┌─ SUPPLIED RECORDS

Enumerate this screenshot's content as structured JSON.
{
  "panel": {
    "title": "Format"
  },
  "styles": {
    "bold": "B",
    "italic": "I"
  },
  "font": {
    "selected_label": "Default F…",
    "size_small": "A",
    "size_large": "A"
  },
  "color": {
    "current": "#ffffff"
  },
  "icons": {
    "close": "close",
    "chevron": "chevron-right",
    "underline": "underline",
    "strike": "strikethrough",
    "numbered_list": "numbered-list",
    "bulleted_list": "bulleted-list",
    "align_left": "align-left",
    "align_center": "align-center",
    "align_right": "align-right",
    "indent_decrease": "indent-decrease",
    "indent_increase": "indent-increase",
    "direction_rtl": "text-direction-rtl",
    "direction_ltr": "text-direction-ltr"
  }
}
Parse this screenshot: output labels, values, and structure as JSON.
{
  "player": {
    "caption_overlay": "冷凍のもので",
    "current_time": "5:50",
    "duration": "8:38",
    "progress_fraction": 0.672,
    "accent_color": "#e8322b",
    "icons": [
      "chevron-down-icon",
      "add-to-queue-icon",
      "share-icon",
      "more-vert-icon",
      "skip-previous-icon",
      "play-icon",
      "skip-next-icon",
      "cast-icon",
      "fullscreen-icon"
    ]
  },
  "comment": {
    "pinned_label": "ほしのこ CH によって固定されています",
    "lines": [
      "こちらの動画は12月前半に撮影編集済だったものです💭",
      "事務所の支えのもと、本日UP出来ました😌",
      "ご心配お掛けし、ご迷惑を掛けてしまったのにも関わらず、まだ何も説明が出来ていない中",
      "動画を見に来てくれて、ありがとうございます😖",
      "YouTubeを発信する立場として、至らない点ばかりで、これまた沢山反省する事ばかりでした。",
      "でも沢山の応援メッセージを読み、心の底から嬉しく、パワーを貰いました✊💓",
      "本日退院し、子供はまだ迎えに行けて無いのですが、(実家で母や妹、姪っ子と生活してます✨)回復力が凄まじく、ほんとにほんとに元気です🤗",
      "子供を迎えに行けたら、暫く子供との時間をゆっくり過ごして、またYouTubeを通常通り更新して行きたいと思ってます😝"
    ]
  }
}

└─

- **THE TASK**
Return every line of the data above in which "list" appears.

- **EXPECTED ANSWER**
    "numbered_list": "numbered-list",
    "bulleted_list": "bulleted-list",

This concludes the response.